Cape Girardeau, Mo. is the next stop on the journey, where history has a way of repeating itself.

The Green Book is long out of print, but for thirty years it gave traveling African-Americans safe places to stay, even here in Cape Girardeau.

“I think it’s important that Cape Girardeau have an awareness that we were in The Green Book. African-Americans could not buy gasoline here. There was a necessity for us to be in The Green Book, which tells us something about ourselves,” said Cape Girardeau Historian, Frank Nickell.

Three listings in The Green Book left little to go on.

Only a first initial and last name for each.

We wanted to know who these people were, and the stories behind the historical places we pass every day.

So, we cracked open the records at The Cape County Courthouse.

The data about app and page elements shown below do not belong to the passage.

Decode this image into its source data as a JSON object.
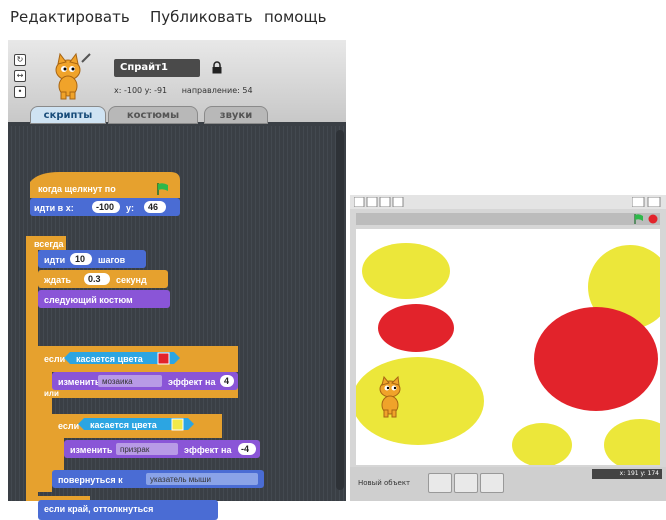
{
  "menu": {
    "items": [
      "Редактировать",
      "Публиковать",
      "помощь"
    ]
  },
  "sprite": {
    "name": "Спрайт1",
    "coords": "x: -100 y: -91",
    "direction_label": "направление:",
    "direction_value": "54"
  },
  "tabs": [
    "скрипты",
    "костюмы",
    "звуки"
  ],
  "script": {
    "hat": "когда щелкнут по",
    "goto": {
      "label": "идти в x:",
      "x": "-100",
      "y_label": "y:",
      "y": "46"
    },
    "forever": "всегда",
    "move": {
      "label": "идти",
      "value": "10",
      "suffix": "шагов"
    },
    "wait": {
      "label": "ждать",
      "value": "0.3",
      "suffix": "секунд"
    },
    "next_costume": "следующий костюм",
    "if1": {
      "label": "если",
      "sensing": "касается цвета",
      "color": "#e2232b"
    },
    "change1": {
      "label": "изменить",
      "dropdown": "мозаика",
      "suffix": "эффект на",
      "value": "4"
    },
    "else": "или",
    "if2": {
      "label": "если",
      "sensing": "касается цвета",
      "color": "#f0e94a"
    },
    "change2": {
      "label": "изменить",
      "dropdown": "призрак",
      "suffix": "эффект на",
      "value": "-4"
    },
    "point": {
      "label": "повернуться к",
      "dropdown": "указатель мыши"
    },
    "bounce": "если край, оттолкнуться"
  },
  "stage": {
    "new_sprite_label": "Новый объект",
    "mouse": "x: 191   y: 174"
  },
  "colors": {
    "control": "#e6a12e",
    "motion": "#4a6cd4",
    "looks": "#8a55d7",
    "sensing": "#2ca5e2",
    "red": "#e2232b",
    "yellow": "#ece73a",
    "green_flag": "#2fb84a"
  }
}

For two of the listings – the ones on Frederick and North streets – we had to dig a little deeper.

Two spots – now empty lots.

The house on Frederick Street – demolished, and on North Street only stone stairs remain.

“We’re sitting right here on the steps of one of the houses that was in The Green Book,” said Frank Nickell with The Kellerman Foundation.

Nickell was not surprised these two houses are gone.

“They’re very old and rundown, so that’s what we do. We tear them down, and I think that’s a great loss of history,” Nickell said.

Nickell learned about The Green Book years ago, and said he’s proud Cape Girardeau was a part of it during a time where the color of your skin could mean you were turned away.

“They couldn’t buy gasoline, they couldn’t stay all night unless they found someplace like 38 North Hanover,” Nickell said.

“I always knew there was something special about this house, ” Yvonne Cardwell Johnson said.

Johnson lives in the only standing ‘Green House’ in Southeast Missouri.

38 North Hanover in Cape Girardeau was built by William Martin in the 1930s – Johnson’s blood relative.

Both Yvonne, and her mother Louise, spent a lot of time there as children.

“As I got older I began to wonder – how were they able to afford a house like this,” said Louise Cardwell.

Louise said she would see people come and go, but never understood the importance of what her family was doing.

Until her long Doctor Nickell told her.

“She realized it when she saw that book. That’s why there were so many strangers in her house,” Nickell said.

“‘I knew it. I knew it was something special about this house,’ and I had always felt it. Ever since I was a little kid. I’d always felt that,” Johnson said.

Yvonne rented the house she knew as a girl, but was able to buy it shortly after.

“God made it possible for me to purchase the house. That was the real dream come true,” Johnson said.

“At 38 North Hanover the tradition was you were never turned away. I don’t think anyone’s turned away there now,” Nickell said.

“It’s always had an open door, and still has one, because sometimes the house is running over with grand kids, and great-grand kids, and friends,” Cardwell said.

Between the years that these women owned the home, it got a surprising upgrade – a painted green porch.

Yvonne said if she could talk to Martin today she would say thank you.

“I’m glad I’m related to you. You were about your father’s business, and I would ask them everything I could think of,” Johnson said.

Because while the other buildings are gone, their importance hasn’t faded.

“If we tear down all of our buildings we have nothing left but a shadow and a story,” Nickell said.

Buildings that were here in Cape – and across our nation.

“I would love to visit some of those places. I think our children should know this. I think young children, they should know what our ancestors had to go through,” Johnson said.

The other two homes left little to no local connection to current residents in Cape Girardeau, and were torn down years before this story was published.